If the organization is familiar with the different tools they are using, they can optimize the workflow accordingly. Part of their purview is finding solutions that work along with the rest of their systems. With shadow IT, workflow will be suboptimal and can lead to overall inefficiencies.
How to reduce shadow IT risks
Here are key takeaways as you work to reduce shadow IT in your organization.
Build a Flexible Corporate Policy
A flexible corporate policy allows employees to demand the tools they need and get them quickly. It empowers employees to use the best tools for the job without compromising the safety of the organization. A flexible corporate policy makes use of the power of shadow IT instead of letting it compromise the organization.
Educate Your Employees on Shadow IT
Make your employees aware of the risks of shadow IT and how it can affect the company. Make sure they know how to properly request a new solution. And make them part of the decision-making process when purchasing new tools.
Give Your Employees the Tools They Need
While obvious, one of the main reasons employees resort to shadow IT is because they are simply not satisfied with the solutions they have. Making sure that they have the tools they need, and consistently checking in to see if they’re satisfied will help organizations reduce their shadow IT use.
Keep an Eye on the Cloud

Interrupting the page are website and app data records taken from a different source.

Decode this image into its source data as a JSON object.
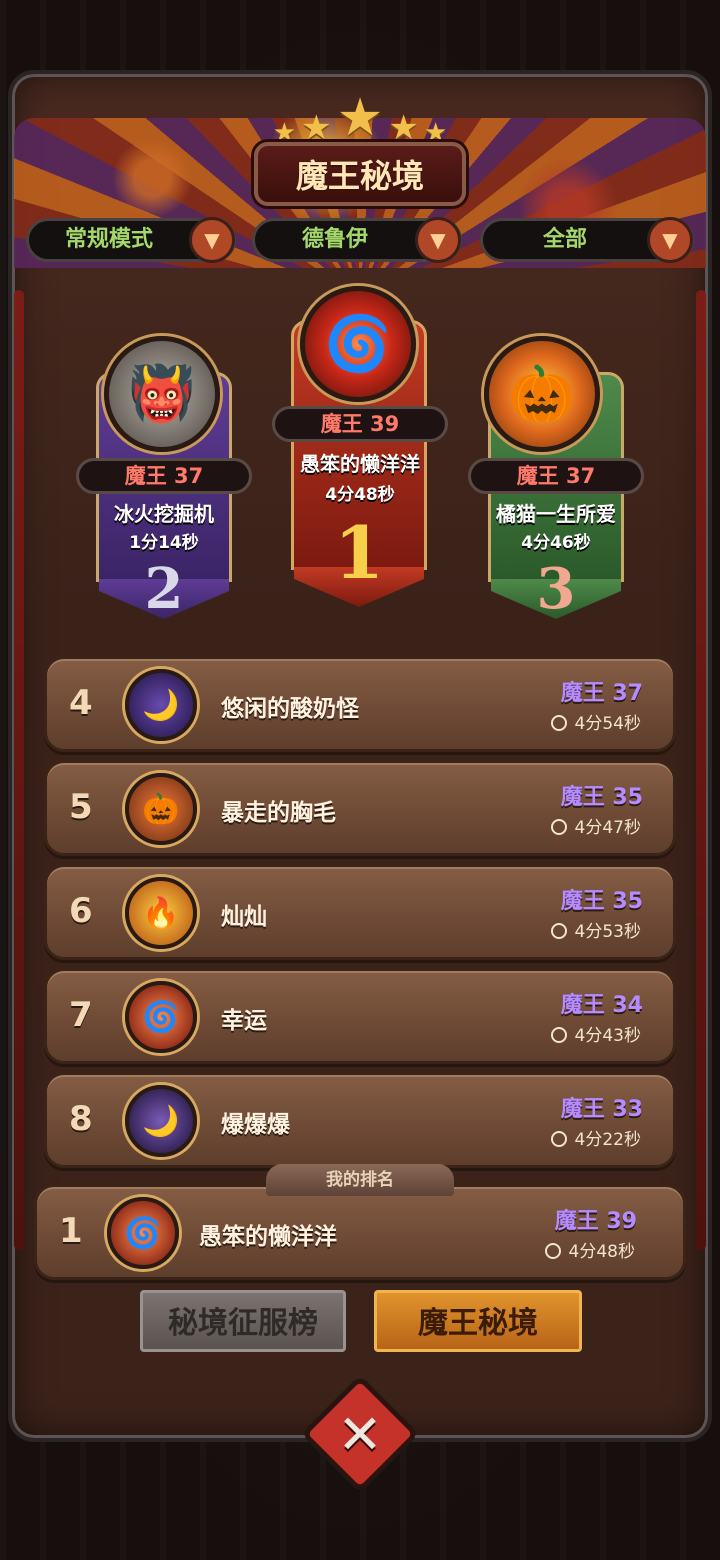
{
  "header": {
    "title": "魔王秘境",
    "stars": 5
  },
  "filters": [
    {
      "label": "常规模式"
    },
    {
      "label": "德鲁伊"
    },
    {
      "label": "全部"
    }
  ],
  "podium": {
    "first": {
      "rank": "1",
      "level": "魔王 39",
      "name": "愚笨的懒洋洋",
      "time": "4分48秒"
    },
    "second": {
      "rank": "2",
      "level": "魔王 37",
      "name": "冰火挖掘机",
      "time": "1分14秒"
    },
    "third": {
      "rank": "3",
      "level": "魔王 37",
      "name": "橘猫一生所爱",
      "time": "4分46秒"
    }
  },
  "rows": [
    {
      "rank": "4",
      "name": "悠闲的酸奶怪",
      "level": "魔王 37",
      "time": "4分54秒"
    },
    {
      "rank": "5",
      "name": "暴走的胸毛",
      "level": "魔王 35",
      "time": "4分47秒"
    },
    {
      "rank": "6",
      "name": "灿灿",
      "level": "魔王 35",
      "time": "4分53秒"
    },
    {
      "rank": "7",
      "name": "幸运",
      "level": "魔王 34",
      "time": "4分43秒"
    },
    {
      "rank": "8",
      "name": "爆爆爆",
      "level": "魔王 33",
      "time": "4分22秒"
    }
  ],
  "my_rank": {
    "label": "我的排名",
    "rank": "1",
    "name": "愚笨的懒洋洋",
    "level": "魔王 39",
    "time": "4分48秒"
  },
  "tabs": [
    {
      "label": "秘境征服榜",
      "active": false
    },
    {
      "label": "魔王秘境",
      "active": true
    }
  ],
  "colors": {
    "level_purple": "#b58bff",
    "level_red": "#ff7a6a",
    "filter_green": "#a4d86a",
    "active_tab": "#e0932c"
  },
  "icons": {
    "close": "close-icon",
    "dropdown": "chevron-down-icon",
    "clock": "clock-icon",
    "star": "star-icon"
  }
}
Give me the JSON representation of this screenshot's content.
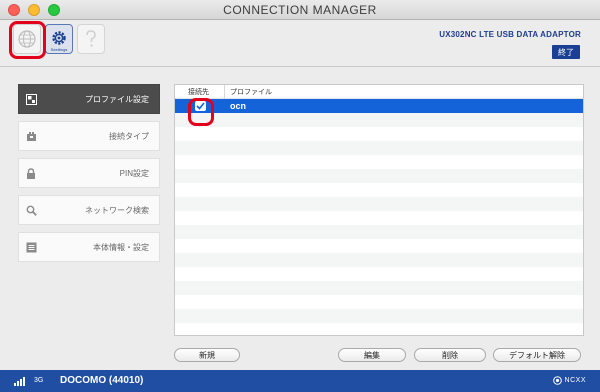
{
  "window": {
    "title": "CONNECTION MANAGER",
    "colors": {
      "close": "#fe5f57",
      "minimize": "#febc2e",
      "zoom": "#28c840"
    }
  },
  "toolbar": {
    "tools": [
      {
        "icon": "globe-icon",
        "caption": ""
      },
      {
        "icon": "gear-icon",
        "caption": "Seettings"
      },
      {
        "icon": "help-icon",
        "caption": ""
      }
    ],
    "device_name": "UX302NC LTE USB DATA ADAPTOR",
    "exit_label": "終了"
  },
  "sidebar": {
    "items": [
      {
        "label": "プロファイル設定",
        "icon": "profile-icon",
        "active": true
      },
      {
        "label": "接続タイプ",
        "icon": "connection-type-icon",
        "active": false
      },
      {
        "label": "PIN設定",
        "icon": "lock-icon",
        "active": false
      },
      {
        "label": "ネットワーク検索",
        "icon": "search-icon",
        "active": false
      },
      {
        "label": "本体情報・設定",
        "icon": "info-list-icon",
        "active": false
      }
    ]
  },
  "table": {
    "columns": [
      "接続先",
      "プロファイル"
    ],
    "rows": [
      {
        "selected": true,
        "connected": true,
        "profile": "ocn"
      }
    ]
  },
  "actions": {
    "new_label": "新規",
    "edit_label": "編集",
    "delete_label": "削除",
    "default_clear_label": "デフォルト解除"
  },
  "status": {
    "network": "3G",
    "carrier": "DOCOMO (44010)",
    "brand": "NCXX"
  },
  "colors": {
    "accent": "#1b3f94",
    "selection": "#1463d8",
    "highlight": "#e2001a",
    "statusbar": "#1f4ea3"
  }
}
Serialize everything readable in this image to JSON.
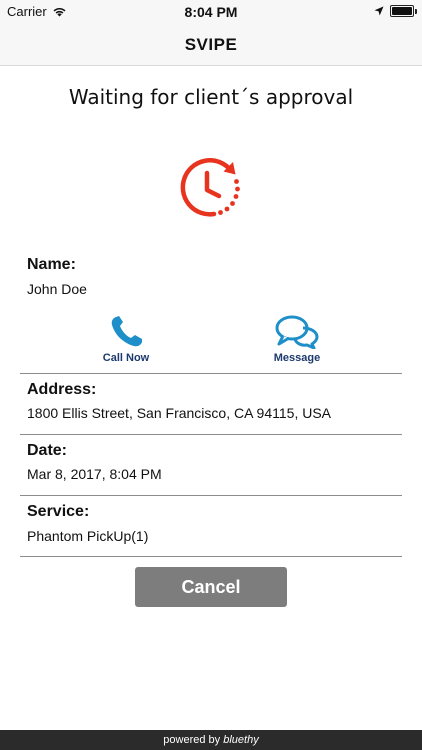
{
  "status_bar": {
    "carrier": "Carrier",
    "time": "8:04 PM",
    "battery_level": 1.0
  },
  "nav": {
    "title": "SVIPE"
  },
  "heading": "Waiting for client´s approval",
  "client": {
    "name_label": "Name:",
    "name": "John Doe"
  },
  "actions": {
    "call_label": "Call Now",
    "message_label": "Message"
  },
  "address": {
    "label": "Address:",
    "value": "1800 Ellis Street, San Francisco, CA 94115, USA"
  },
  "date": {
    "label": "Date:",
    "value": "Mar 8, 2017, 8:04 PM"
  },
  "service": {
    "label": "Service:",
    "value": "Phantom PickUp(1)"
  },
  "cancel_label": "Cancel",
  "footer": {
    "prefix": "powered by",
    "brand": "bluethy"
  },
  "colors": {
    "accent_red": "#e8331f",
    "icon_blue": "#1e8fc8",
    "button_gray": "#7d7d7d"
  }
}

When organizations move their operations to the cloud, it can change how shadow IT works within your organizations. Employees could rely on more shadow SaaS solutions, but the move to the cloud can also reduce their dependence on overall shadow IT.